Spring break: the time when students desert campus, turn off their brains for a week and forget all their responsibilities. However, for some athletes, spring break isn’t for relaxation, instead it’s a time of intense training and competition.
For Long Beach State’s all international women’s tennis team, not having a spring break means more than having to work when the rest of campus is gone. Sacrificing spring break means not being able to travel home and see their families.
“Obviously I’m a little disappointed,” Claire Le Du, a redshirt freshman from Normandy, France, said. “But when we sign here we know that we are not going to be like other students. We know that we’re not going to have spring break and it’s going to be hard.”
Coaching international students is nothing new for head coach Jenny Hilt-Costello, who is in her 23rd year at LBSU. She has watched her team grow close together and bond over the fact they are all far away from their families.
“There’s a transition for any student-athlete coming from high school to Division-1, and of course, these girls are also battling the fact that they are thousands of miles away from home,” Hilt-Costello said. “They have each other as a support group. And as coaches, we’re always here to for them if they need to talk.”
Hilt-Costello notices that the first semester is typically the toughest one for any international student. Once they get settled into a routine and get used to a new culture their play also improves.
“I’ve been seeing a lot of improvement with the team as time goes on,” Hilt-Costello said. “We were really tight with Hawaii, who I think is going to be one of the top teams in the league. We are making a lot of progress and I think we are right there with the top teams in the conference.”
Seven out of the eight players on the roster have been in the United States for less than a year.
The only player used to being away from home so long is redshirt junior Zara Lennon from Grand Bay, Mauritius.
“I’ve had two Christmases without my parents and that has been really weird,” Lennon said. “It can definitely be tough when you want to have a little support from family and friends from home and you don’t really have it.”
Lennon says that although there still can be difficult times, she has grown used to being away from home for so long. It also allows her to appreciate the time she does spend home during the summers even more.
Lennon has also taken on a leadership role, being the only player who has played a season of college tennis before.
Lennon and the team have bonded over the fact they are all international students. The veteran says everyone is interested and loves learning about all the unique cultures they have.
While learning about new cultures is fulfilling in its own way, most if not all the players have had to deal with culture shock and learning to adjust while missing their homes.
Freshman Sheena Masuda lived in Hong Kong, China her whole life. Masuda is of Japanese decent, but her parents moved to Hong Kong so she can focus on tennis while completing school online.
Her hard work paid off as she earned a full-ride scholarship to LBSU. While Masuda was excited to move to California, she admits it was a culture shock.
Further, Masuda was unable to go home over winter break due to strict COVID-19 protocols in Hong Kong.
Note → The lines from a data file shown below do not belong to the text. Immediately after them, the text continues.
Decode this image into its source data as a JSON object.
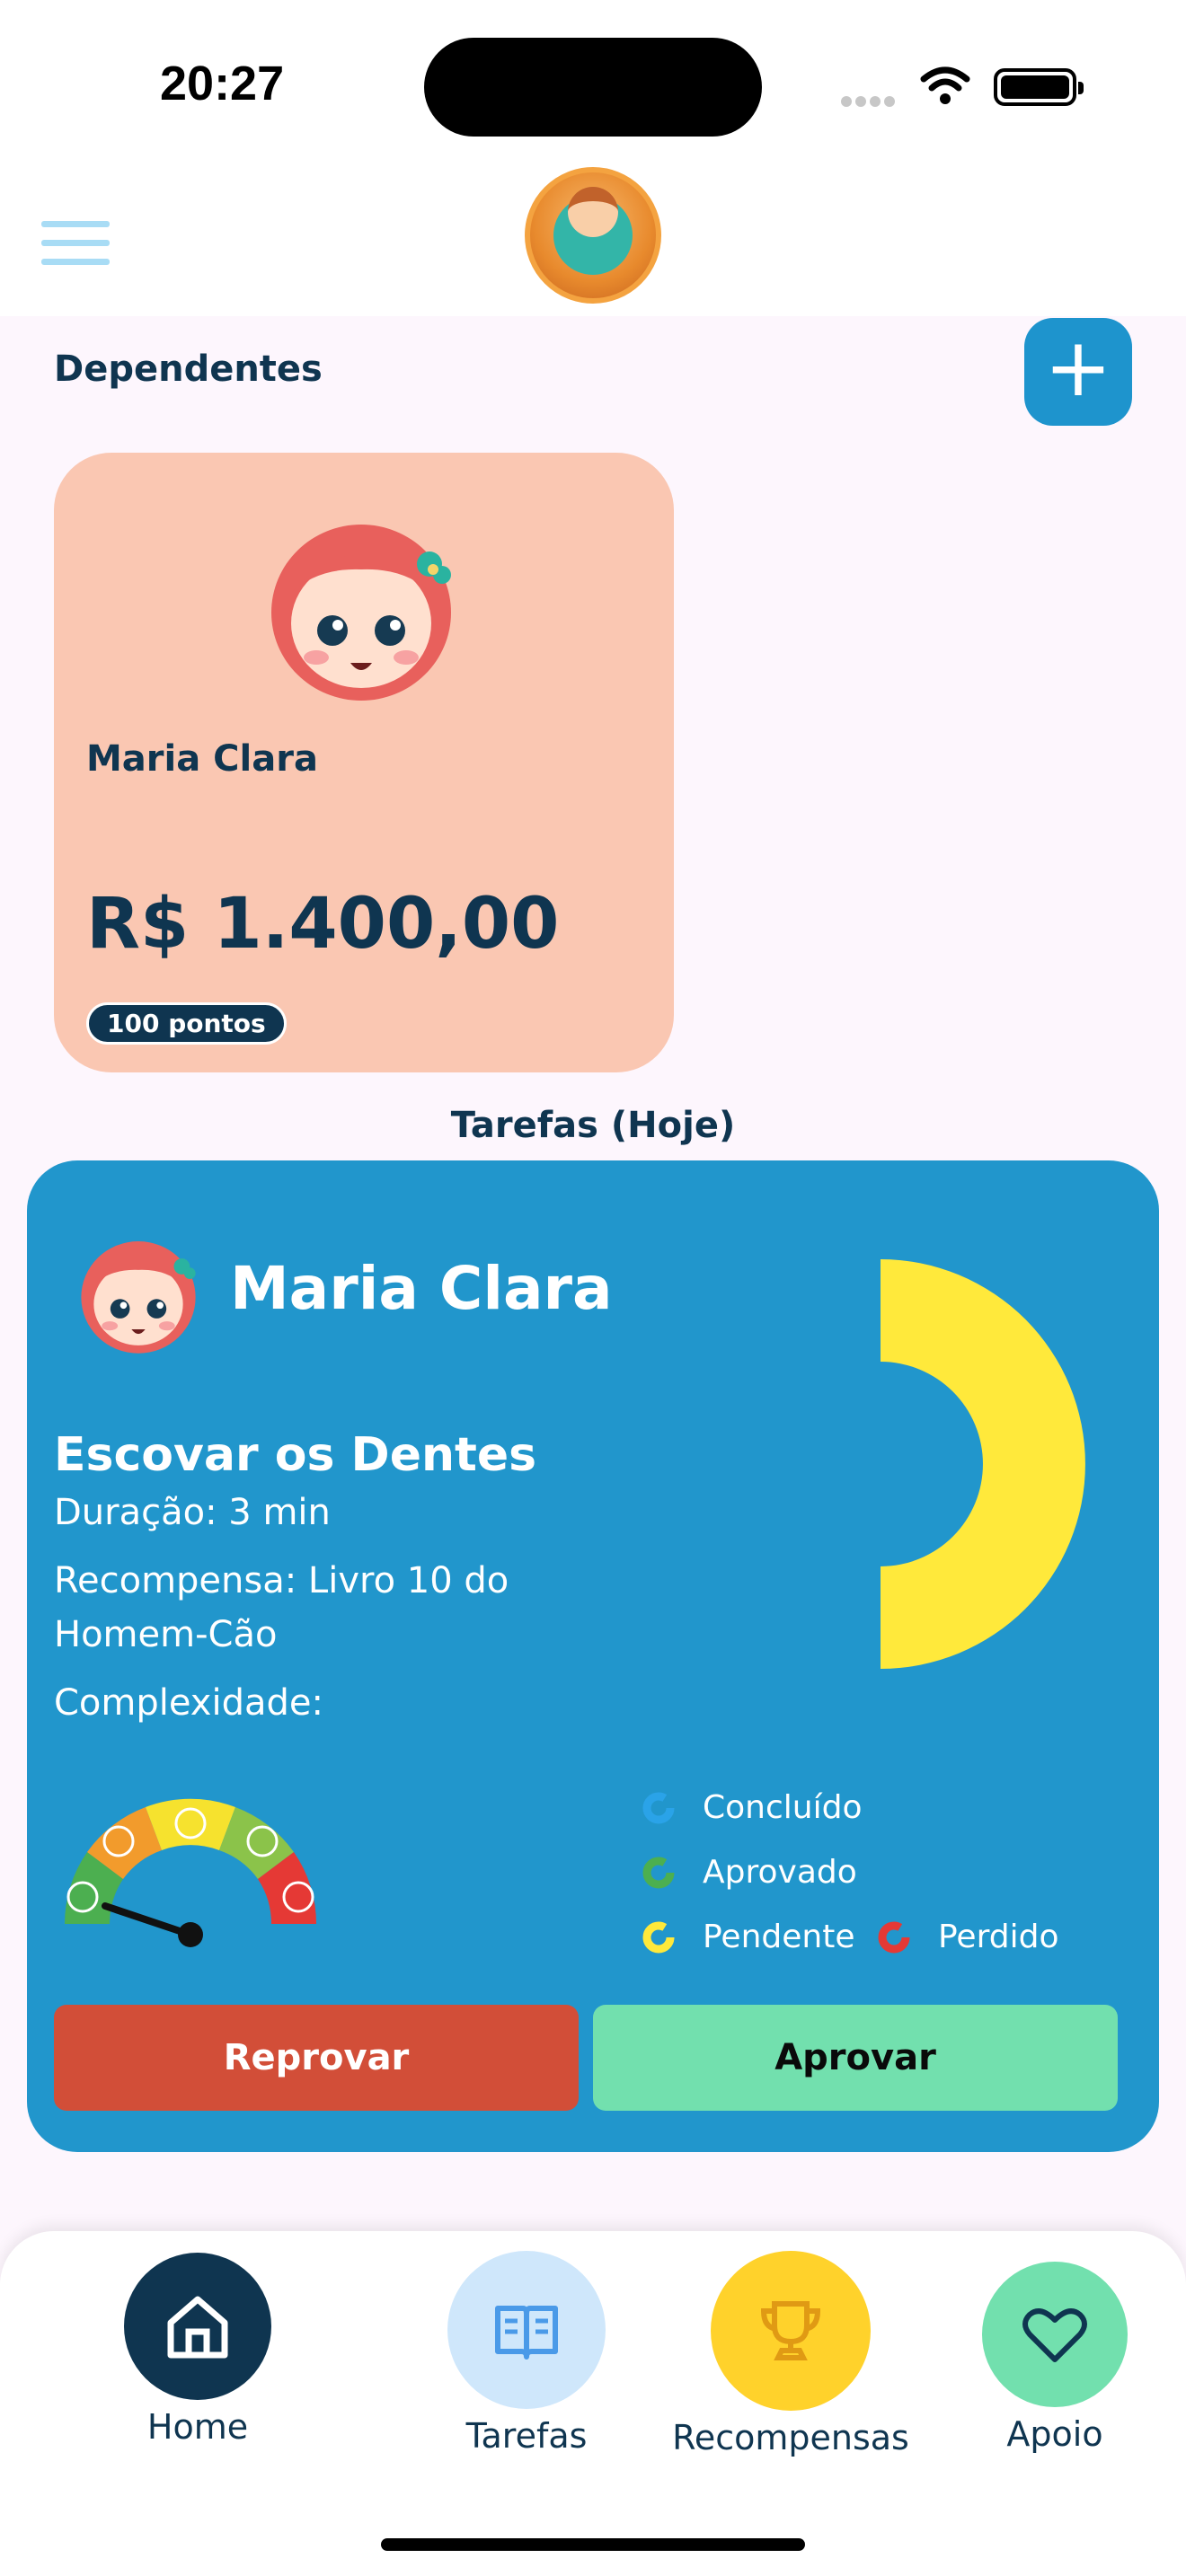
{
  "status_bar": {
    "time": "20:27"
  },
  "header": {
    "menu_icon": "hamburger-icon",
    "logo_icon": "app-logo-child"
  },
  "dependents": {
    "title": "Dependentes",
    "add_icon": "plus-icon",
    "cards": [
      {
        "name": "Maria Clara",
        "balance": "R$ 1.400,00",
        "points": "100 pontos",
        "avatar": "girl-avatar"
      }
    ]
  },
  "tasks": {
    "title": "Tarefas (Hoje)",
    "card": {
      "child_name": "Maria Clara",
      "task_name": "Escovar os Dentes",
      "duration": "Duração: 3 min",
      "reward": "Recompensa: Livro 10 do Homem-Cão",
      "complexity_label": "Complexidade:",
      "complexity_level": 0.1,
      "progress_chart": {
        "type": "donut",
        "segments": [
          {
            "label": "Pendente",
            "value": 1,
            "color": "#ffe93b"
          }
        ]
      },
      "legend": [
        {
          "label": "Concluído",
          "color": "#2aa3e8"
        },
        {
          "label": "Aprovado",
          "color": "#4caf50"
        },
        {
          "label": "Pendente",
          "color": "#ffe93b"
        },
        {
          "label": "Perdido",
          "color": "#e53935"
        }
      ],
      "reject_label": "Reprovar",
      "approve_label": "Aprovar"
    }
  },
  "bottom_nav": {
    "items": [
      {
        "label": "Home",
        "icon": "home-icon",
        "active": true
      },
      {
        "label": "Tarefas",
        "icon": "book-icon"
      },
      {
        "label": "Recompensas",
        "icon": "trophy-icon"
      },
      {
        "label": "Apoio",
        "icon": "heart-icon"
      }
    ]
  },
  "colors": {
    "primary": "#1e94cd",
    "dark": "#0f3550",
    "reject": "#d24e38",
    "approve": "#72e0ae",
    "card_bg": "#fac7b2"
  }
}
“Not being able to see my parents over Christmas was hard, but it’s prepared me for spring break,” Masuda said. “Getting used to the culture out here has been tough, but I think I am adjusting well. Although I still haven’t found a good Chinese restaurant out here.”
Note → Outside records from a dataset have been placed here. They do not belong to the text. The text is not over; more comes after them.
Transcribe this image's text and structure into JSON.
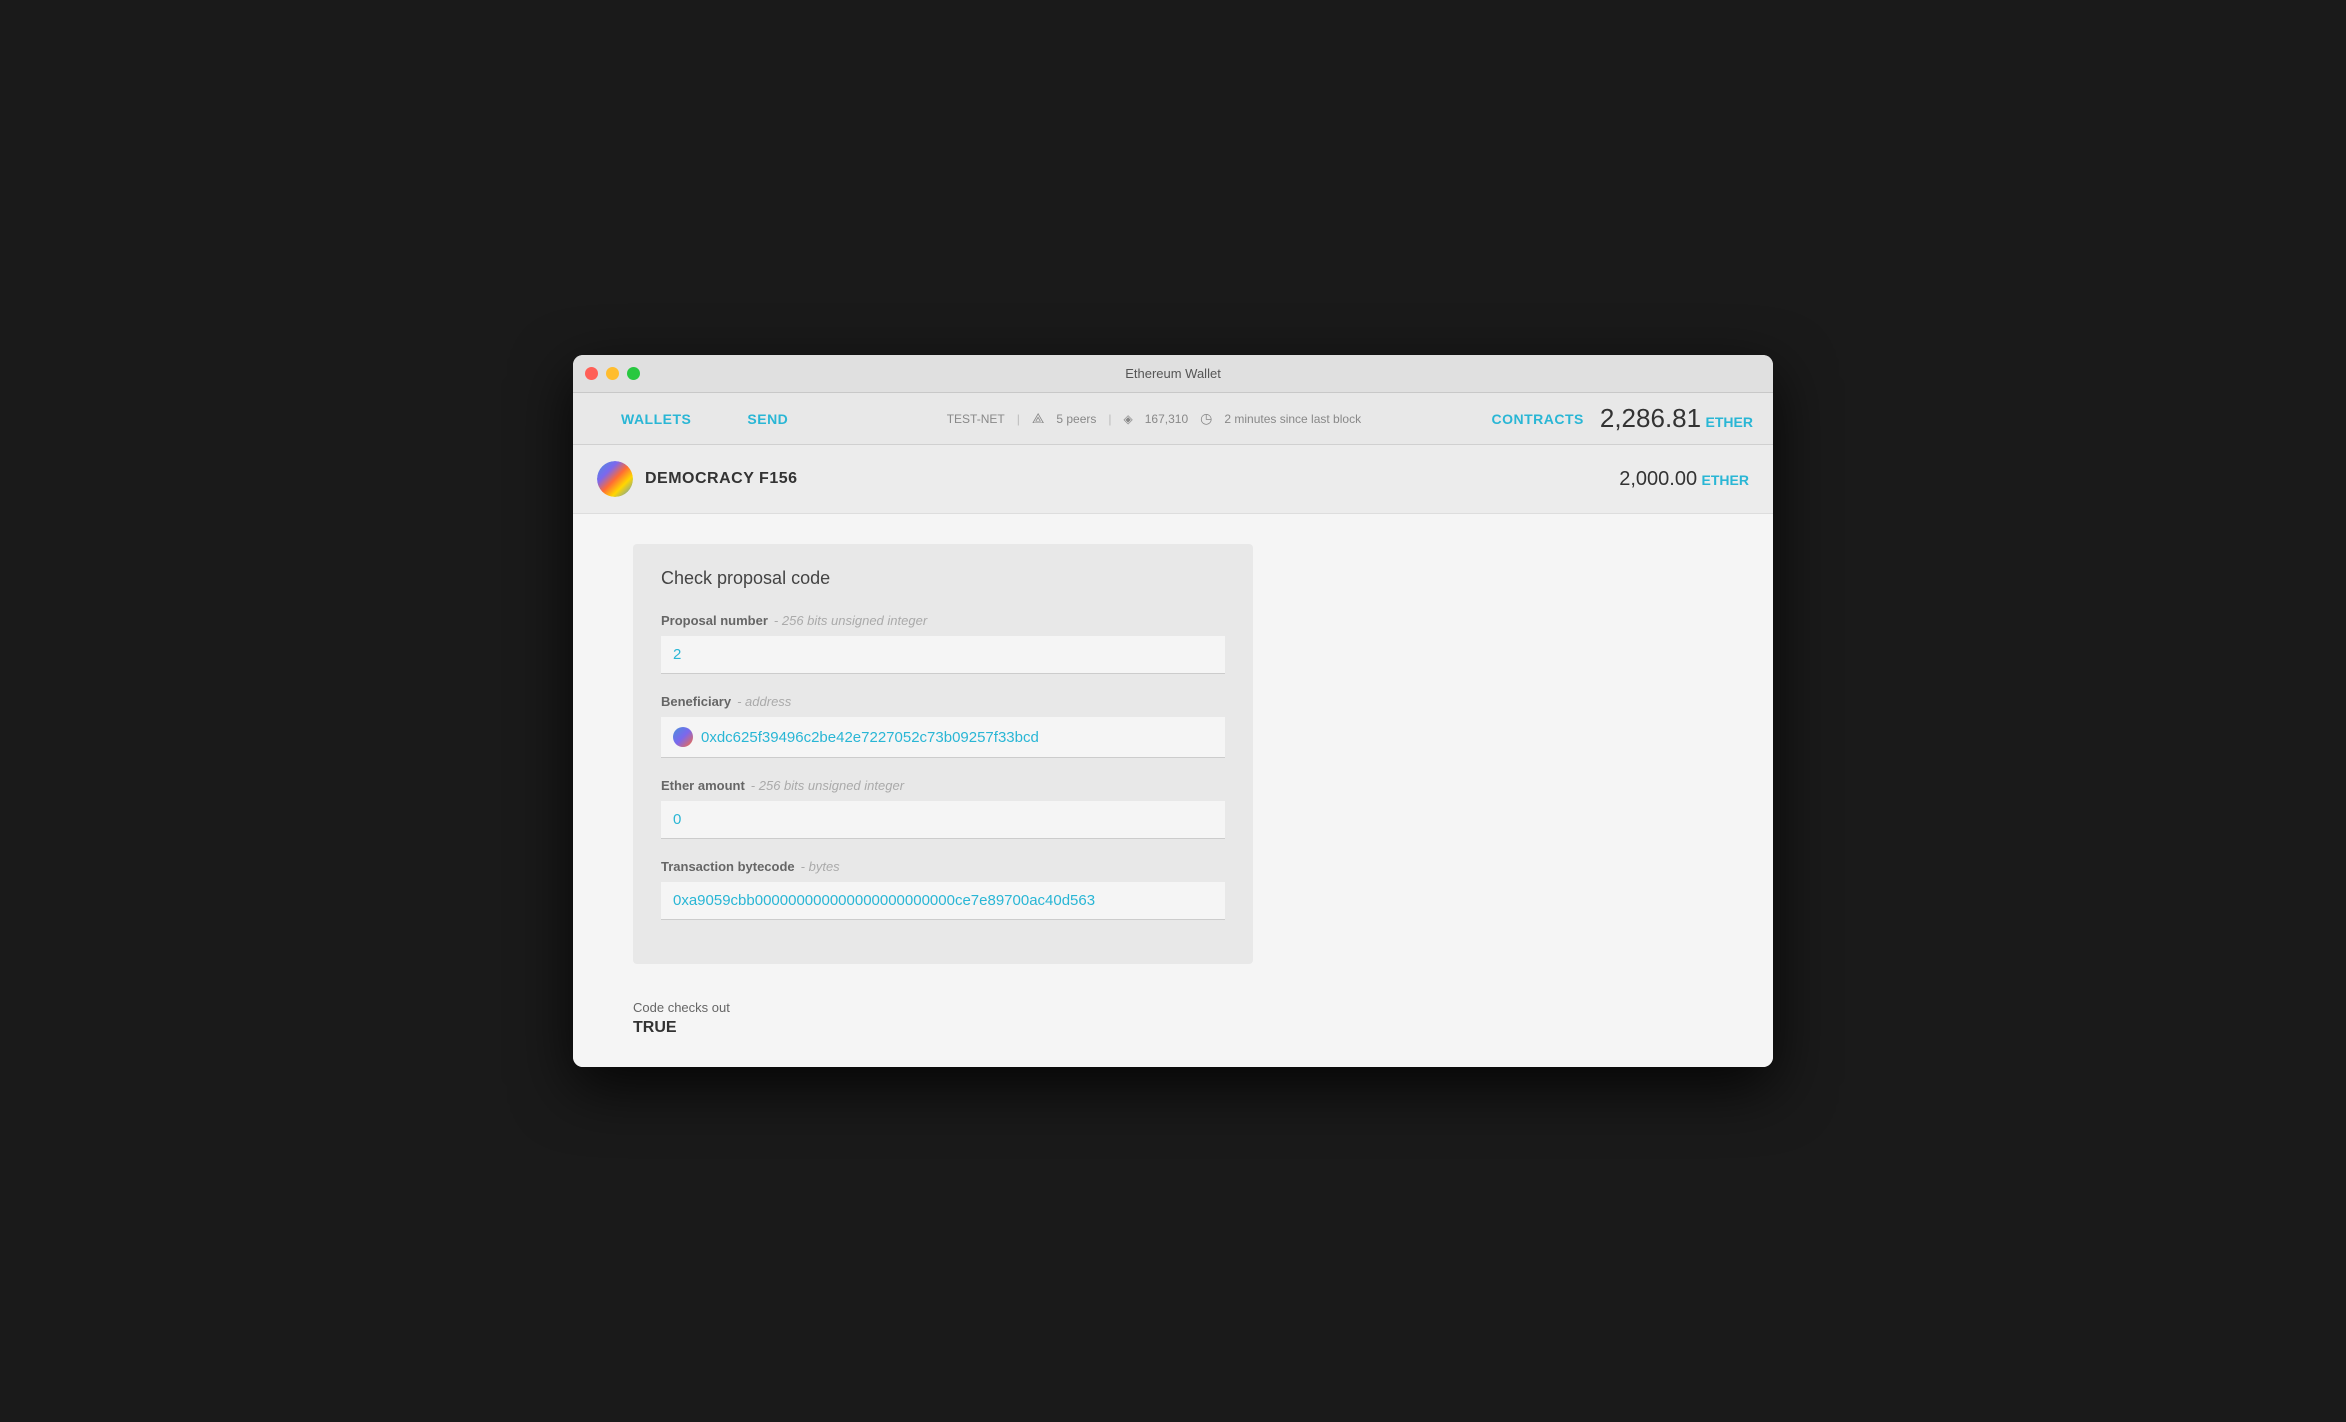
{
  "window": {
    "title": "Ethereum Wallet"
  },
  "navbar": {
    "wallets_label": "WALLETS",
    "send_label": "SEND",
    "network_label": "TEST-NET",
    "peers_count": "5 peers",
    "blocks_count": "167,310",
    "time_since_block": "2 minutes since last block",
    "contracts_label": "CONTRACTS",
    "balance_amount": "2,286.81",
    "balance_unit": "ETHER"
  },
  "account": {
    "name": "DEMOCRACY F156",
    "balance_amount": "2,000.00",
    "balance_unit": "ETHER"
  },
  "proposal_card": {
    "title": "Check proposal code",
    "proposal_number_label": "Proposal number",
    "proposal_number_type": "256 bits unsigned integer",
    "proposal_number_value": "2",
    "beneficiary_label": "Beneficiary",
    "beneficiary_type": "address",
    "beneficiary_value": "0xdc625f39496c2be42e7227052c73b09257f33bcd",
    "ether_amount_label": "Ether amount",
    "ether_amount_type": "256 bits unsigned integer",
    "ether_amount_value": "0",
    "bytecode_label": "Transaction bytecode",
    "bytecode_type": "bytes",
    "bytecode_value": "0xa9059cbb000000000000000000000000ce7e89700ac40d563",
    "result_label": "Code checks out",
    "result_value": "TRUE"
  }
}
Even though it is tough, Masuda prioritizes improving her tennis skills and her commitment to LBSU over anything else. She sometimes wishes she was back home with her friends but knows that the sacrifice is worth it.
“Besides the pro level, D-1 is the highest competition you get, and that is why I wanted to come here,” Masuda said. “I’ve definitely improved a lot because I’ve been getting tougher competition and we train at a high level.”
There is a sense of unity amongst the team knowing they have all made the sacrifice to pack up and leave their homes behind. They all deal with missing home and having to deal with calling family and friends in different time zones.
Although they are halfway across the world from their family and friends, they are not alone.
Hilt-Costello expects her team to be ready as usual during the week of break.
“We are going to practice, and practice some more,” Hilt-Costello said. “There are advantages to being a student-athlete but there are also sacrifices as well, and playing over spring break is one of them. They know we have some tough matches ahead of us.”
While the team doesn’t have the freedom that most students take for granted over spring break, they won’t be stuck in Long Beach. The team will travel up north on April 1 to play Cal Poly SLO, then travel to play UC Santa Barbara the following day.
The team has no official plans to do anything on the road trip, but Masuda and Le Du hope there will be enough free time to see Santa Barbara’s beaches and get a sense of what it is like to be on spring break.